That's a bit high maintenance, though, and arguably it's the slightly more calming, less pressurised games that are best suited for those times you're in the passenger seat of a car, train or plane. Something like Stardew Valley is a good option. One of this writer's favourites for passing time is a slow and steady playthrough of Okami HD. Or Hades, a fast-paced game that nonetheless makes hours melt away.

Or maybe you like to do a bit of reading when travelling? The Switch has some fantastic visual novel-type-games, with good recent examples being The Great Ace Attorney Chronicles and The House in Fata Morgana: Dreams of the Revenants Edition.

"Gee, I might be able to read this tiny text if I had this on the telly"
"Gee, I might be able to read this tiny text if I had this on the telly" (Image: Nintendo)

#3 - Cosy Headphone Games

Playing Metroid Dread at home while wearing headphones may not sound cozy, but it is. The game is pretty darn tense, but tackling it while snuggled up in a comfy chair can take the edge off and help to build the atmosphere (with a optional warm cuppa nearby, of course).

As we're publishing this in October, too, there are some good horror games to creepy you out as you hide under a blanket in a darkened room. Alien: Isolation and a whole bunch of Resident Evil titles spring to mind.

Music games are a good option, too, and Switch has some good 'uns. There's the snappily titled Cadence of Hyrule: Crypt of the NecroDancer Featuring The Legend of Zelda (breathe), and one of our favourites is the wonderful Sayonara Wild Hearts.
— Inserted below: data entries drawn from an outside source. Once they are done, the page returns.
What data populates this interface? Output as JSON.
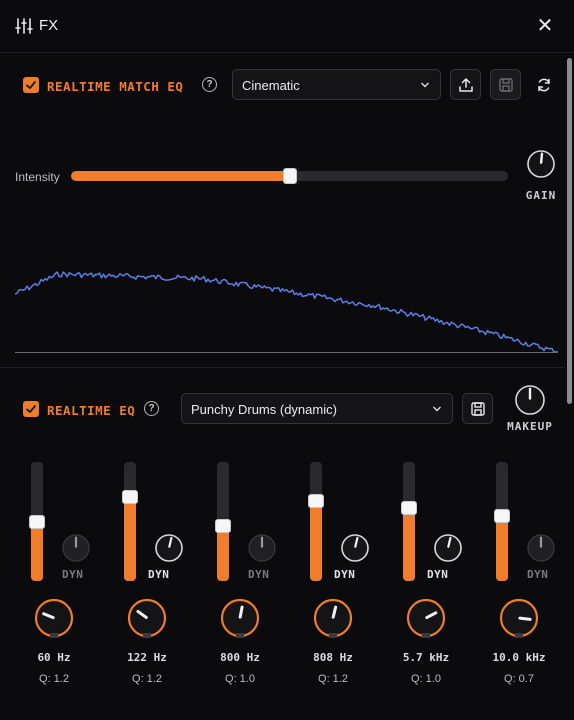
{
  "header": {
    "title": "FX",
    "close_label": "✕"
  },
  "match_eq": {
    "enabled": true,
    "label": "REALTIME MATCH EQ",
    "preset": "Cinematic",
    "intensity_label": "Intensity",
    "intensity": 0.5,
    "gain_label": "GAIN",
    "gain_level": 0.52,
    "spectrum_color": "#5b7fe6"
  },
  "realtime_eq": {
    "enabled": true,
    "label": "REALTIME EQ",
    "preset": "Punchy Drums (dynamic)",
    "makeup_label": "MAKEUP",
    "makeup_level": 0.5,
    "dyn_label": "DYN",
    "bands": [
      {
        "freq": "60 Hz",
        "q": "Q: 1.2",
        "gain": 0.5,
        "dyn": false,
        "freq_pos": 0.25
      },
      {
        "freq": "122 Hz",
        "q": "Q: 1.2",
        "gain": 0.71,
        "dyn": true,
        "freq_pos": 0.3
      },
      {
        "freq": "800 Hz",
        "q": "Q: 1.0",
        "gain": 0.46,
        "dyn": false,
        "freq_pos": 0.54
      },
      {
        "freq": "808 Hz",
        "q": "Q: 1.2",
        "gain": 0.67,
        "dyn": true,
        "freq_pos": 0.55
      },
      {
        "freq": "5.7 kHz",
        "q": "Q: 1.0",
        "gain": 0.61,
        "dyn": true,
        "freq_pos": 0.73
      },
      {
        "freq": "10.0 kHz",
        "q": "Q: 0.7",
        "gain": 0.55,
        "dyn": false,
        "freq_pos": 0.86
      }
    ]
  },
  "colors": {
    "accent": "#ee7d2c",
    "background": "#0b0b0d",
    "text": "#e6e6e8",
    "dim": "#7a7a7e"
  }
}
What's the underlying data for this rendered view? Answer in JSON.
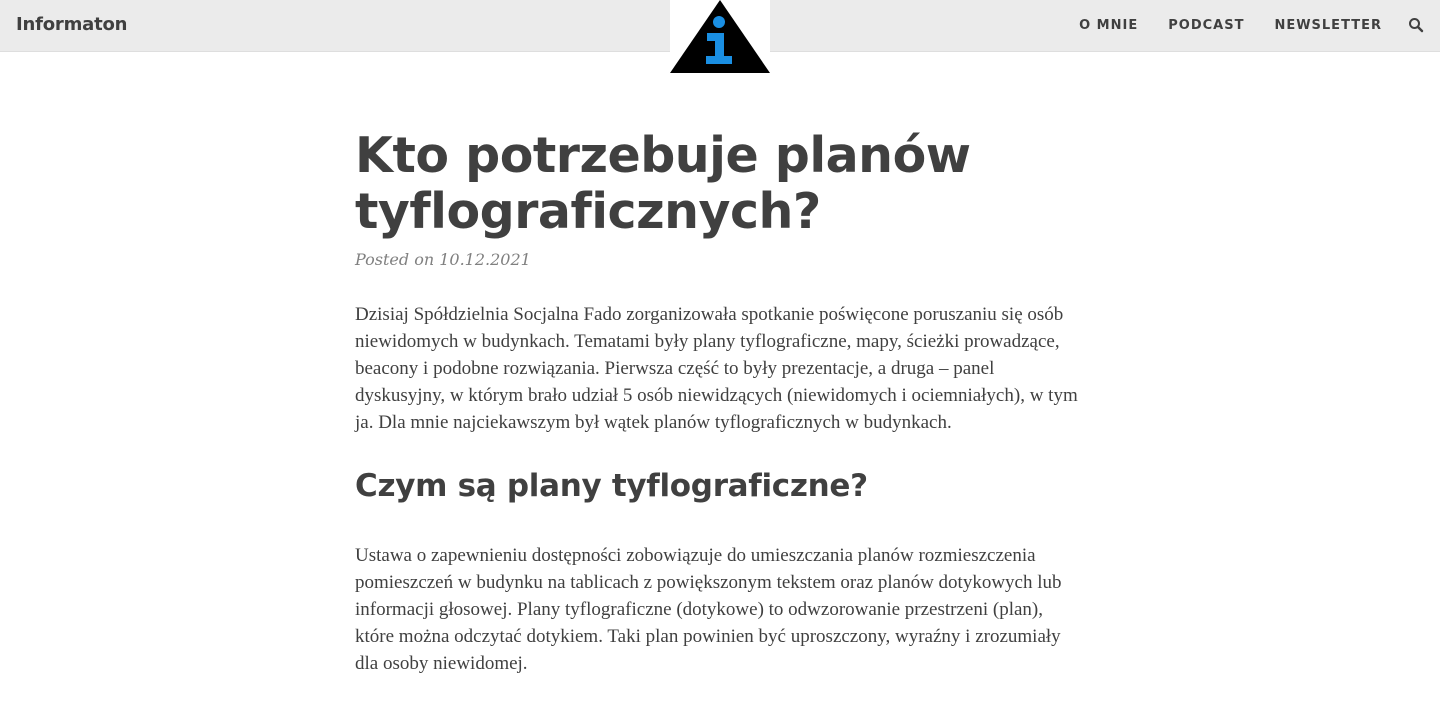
{
  "header": {
    "brand": "Informaton",
    "nav": [
      "O MNIE",
      "PODCAST",
      "NEWSLETTER"
    ],
    "search_icon": "search-icon",
    "logo_icon": "info-triangle-logo-icon"
  },
  "post": {
    "title": "Kto potrzebuje planów tyflograficznych?",
    "meta": "Posted on 10.12.2021",
    "paragraph1": "Dzisiaj Spółdzielnia Socjalna Fado zorganizowała spotkanie poświęcone poruszaniu się osób niewidomych w budynkach. Tematami były plany tyflograficzne, mapy, ścieżki prowadzące, beacony i podobne rozwiązania. Pierwsza część to były prezentacje, a druga – panel dyskusyjny, w którym brało udział 5 osób niewidzących (niewidomych i ociemniałych), w tym ja. Dla mnie najciekawszym był wątek planów tyflograficznych w budynkach.",
    "heading2": "Czym są plany tyflograficzne?",
    "paragraph2": "Ustawa o zapewnieniu dostępności zobowiązuje do umieszczania planów rozmieszczenia pomieszczeń w budynku na tablicach z powiększonym tekstem oraz planów dotykowych lub informacji głosowej. Plany tyflograficzne (dotykowe) to odwzorowanie przestrzeni (plan), które można odczytać dotykiem. Taki plan powinien być uproszczony, wyraźny i zrozumiały dla osoby niewidomej."
  },
  "colors": {
    "header_bg": "#ebebeb",
    "text": "#404040",
    "logo_accent": "#1a8fe3"
  }
}
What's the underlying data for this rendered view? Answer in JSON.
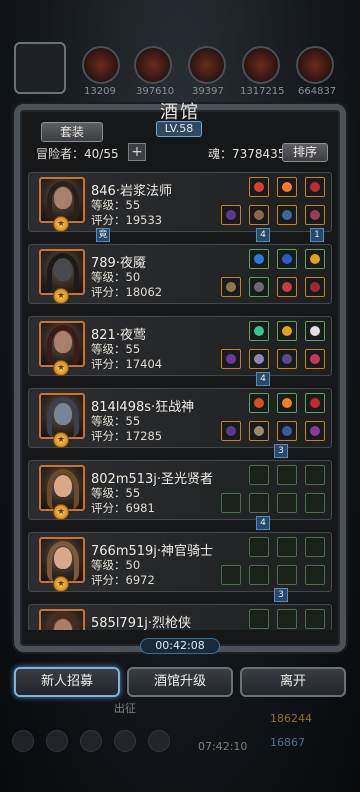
{
  "top_bar": {
    "values": [
      "13209",
      "397610",
      "39397",
      "1317215",
      "664837"
    ]
  },
  "panel": {
    "title": "酒馆",
    "level": "LV.58",
    "set_button": "套装",
    "adventurers_label": "冒险者：40/55",
    "add_symbol": "+",
    "soul_label": "魂：7378435",
    "sort_button": "排序"
  },
  "heroes": [
    {
      "name": "846·岩浆法师",
      "level": "等级：55",
      "score": "评分：19533"
    },
    {
      "name": "789·夜魇",
      "level": "等级：50",
      "score": "评分：18062"
    },
    {
      "name": "821·夜莺",
      "level": "等级：55",
      "score": "评分：17404"
    },
    {
      "name": "814l498s·狂战神",
      "level": "等级：55",
      "score": "评分：17285"
    },
    {
      "name": "802m513j·圣光贤者",
      "level": "等级：55",
      "score": "评分：6981"
    },
    {
      "name": "766m519j·神官骑士",
      "level": "等级：50",
      "score": "评分：6972"
    },
    {
      "name": "585l791j·烈枪侠",
      "level": "",
      "score": ""
    }
  ],
  "link_tags": [
    "竟",
    "4",
    "1",
    "4",
    "3",
    "4",
    "3"
  ],
  "timer": "00:42:08",
  "buttons": {
    "recruit": "新人招募",
    "upgrade": "酒馆升级",
    "leave": "离开"
  },
  "footer": {
    "label": "出征",
    "time": "07:42:10",
    "gold": "186244",
    "gems": "16867"
  },
  "colors": {
    "frame": "#4c5157",
    "accent_blue": "#7fb4d8",
    "portrait_border": "#c8742d"
  }
}
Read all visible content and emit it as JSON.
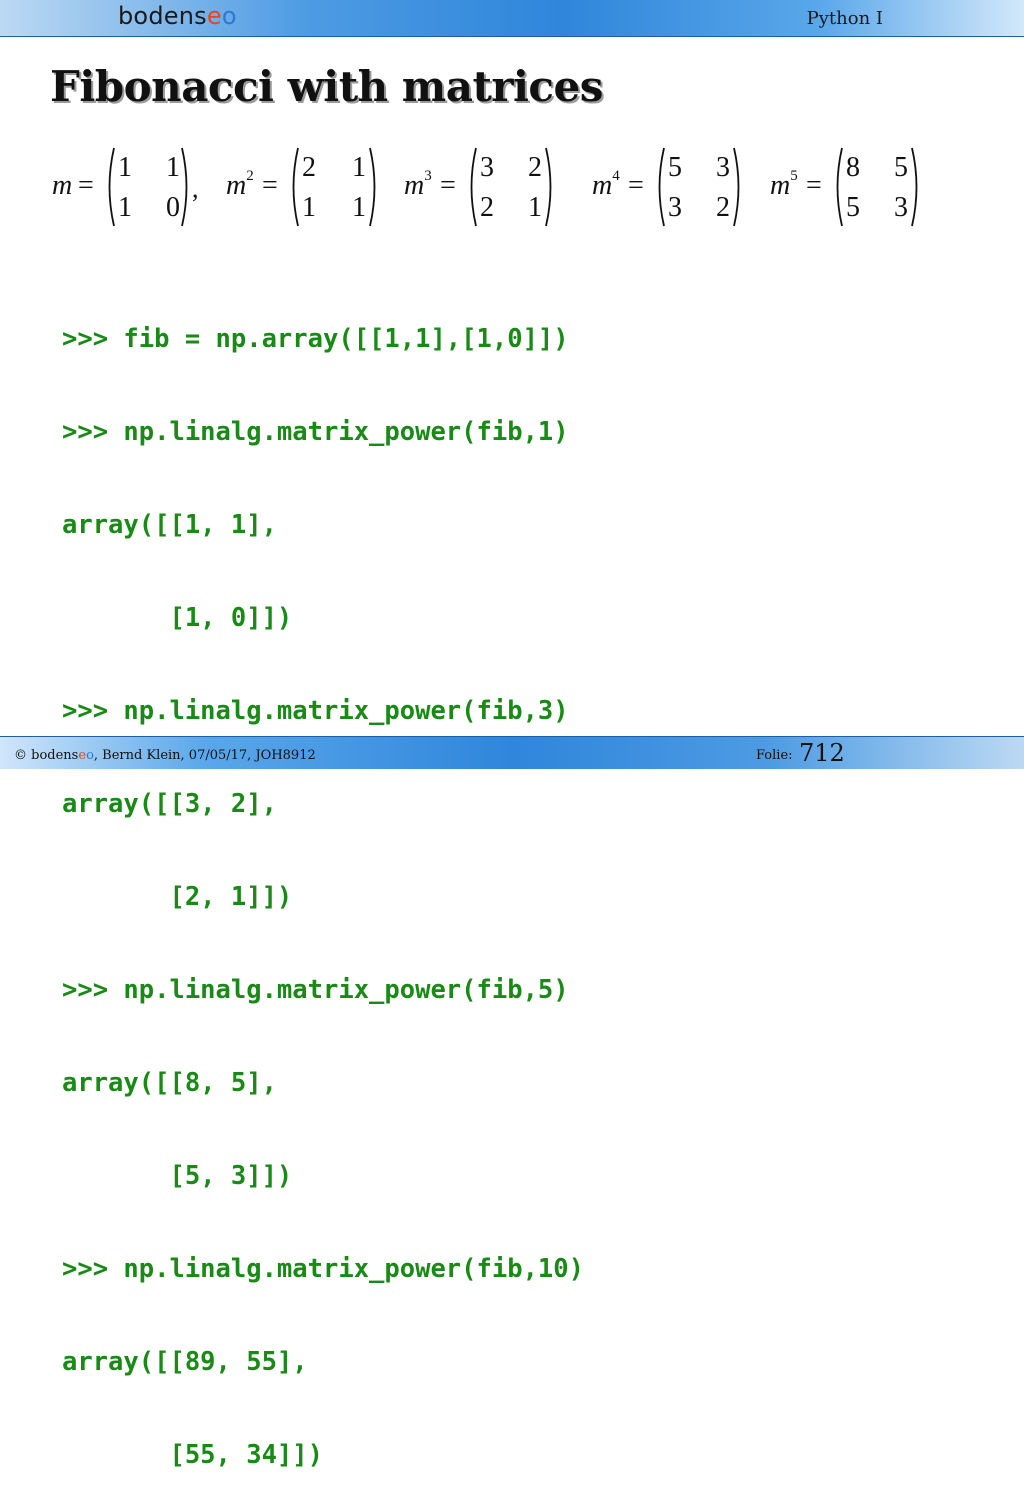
{
  "header": {
    "logo": {
      "part1": "bodens",
      "part2": "e",
      "part3": "o"
    },
    "course": "Python I"
  },
  "slide": {
    "title": "Fibonacci with matrices"
  },
  "equations": [
    {
      "var": "m",
      "exp": "",
      "cells": [
        "1",
        "1",
        "1",
        "0"
      ],
      "trail": ","
    },
    {
      "var": "m",
      "exp": "2",
      "cells": [
        "2",
        "1",
        "1",
        "1"
      ],
      "trail": ""
    },
    {
      "var": "m",
      "exp": "3",
      "cells": [
        "3",
        "2",
        "2",
        "1"
      ],
      "trail": ""
    },
    {
      "var": "m",
      "exp": "4",
      "cells": [
        "5",
        "3",
        "3",
        "2"
      ],
      "trail": ""
    },
    {
      "var": "m",
      "exp": "5",
      "cells": [
        "8",
        "5",
        "5",
        "3"
      ],
      "trail": ""
    }
  ],
  "code_lines": [
    ">>> fib = np.array([[1,1],[1,0]])",
    ">>> np.linalg.matrix_power(fib,1)",
    "array([[1, 1],",
    "       [1, 0]])",
    ">>> np.linalg.matrix_power(fib,3)",
    "array([[3, 2],",
    "       [2, 1]])",
    ">>> np.linalg.matrix_power(fib,5)",
    "array([[8, 5],",
    "       [5, 3]])",
    ">>> np.linalg.matrix_power(fib,10)",
    "array([[89, 55],",
    "       [55, 34]])"
  ],
  "footer": {
    "copyright": "© ",
    "brand1": "bodens",
    "brand2": "e",
    "brand3": "o",
    "rest": ", Bernd Klein, 07/05/17, JOH8912",
    "folie_label": "Folie:",
    "folie_number": "712"
  },
  "colors": {
    "code": "#1a8a17",
    "bar": "#2f86db",
    "accent_red": "#e8451f",
    "accent_blue": "#2b7ad0"
  }
}
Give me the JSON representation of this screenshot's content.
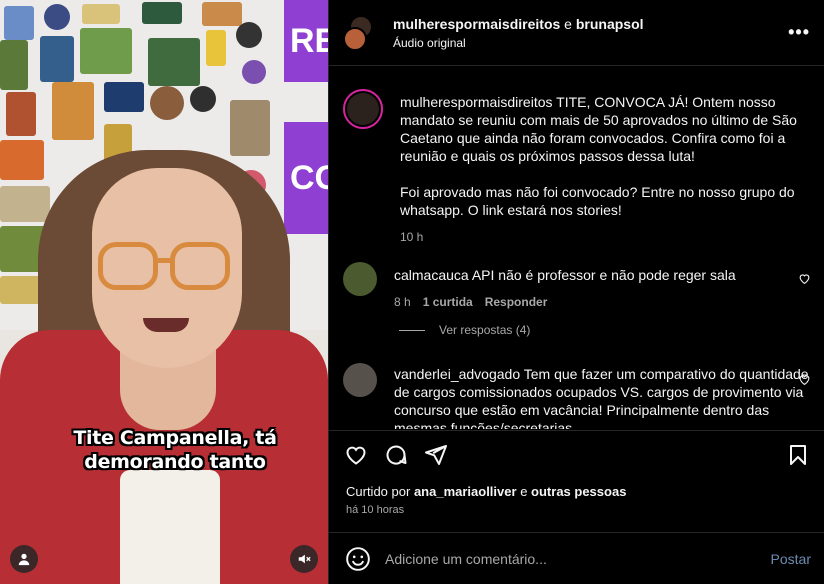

If you're after more conventional rhythm-based music games there's the likes of VOEZ, Deemo and Cytus α which have hundreds of tracks between them and work best with headphones (wired, unless you're content to work around Bluetooth latency).

And then there's the recently released Tetris Effect: Connected for the times when you want to zone out completely. Bliss.

The only way to play NBA 2K on Switch
The only way to play NBA 2K on Switch (Image: Nintendo)

#4 - Tabletop Games You Play In Public, Like Those Cool Kids In The Ninty Ads

As Nintendo would have it you could play pretty much anything this way but... nah. Undoubtedly the least used play option on Switch, it's nonetheless still a fun thing to do on occasions when you're out and being a bit social, which apparently does still happen from time to time. In fact, the larger screen and sturdier kickstand of the Switch OLED model might make this playstyle more viable from now on.

An obvious choice — and we're not just saying it because of Nintendo's OLED advert — is Clubhouse Games: 51 Worldwide Classics. With good support for single Joy-Con and the touchscreen depending on the game, it arguably has something for just about anyone.

Something rather different that we've seen played in the real world (at a wedding, no less) is any Jackbox Party Pack title, as players can join in and use their phones as controllers. We've seen slightly intoxicated people doing this — it's a thing.


In any case, the whole point of this meandering article was to have a fun chat and read some comments on whether you all like to play certain games in a specific way. Do you have a favourite handheld-only game, or something you genuinely bust out the kickstand for to play in tabletop? Or maybe some games have to be on the TV? Have we missed a category or two above?

Let us know the poll below and in the comments!

Do you have a specific 'way' to play some Switch games?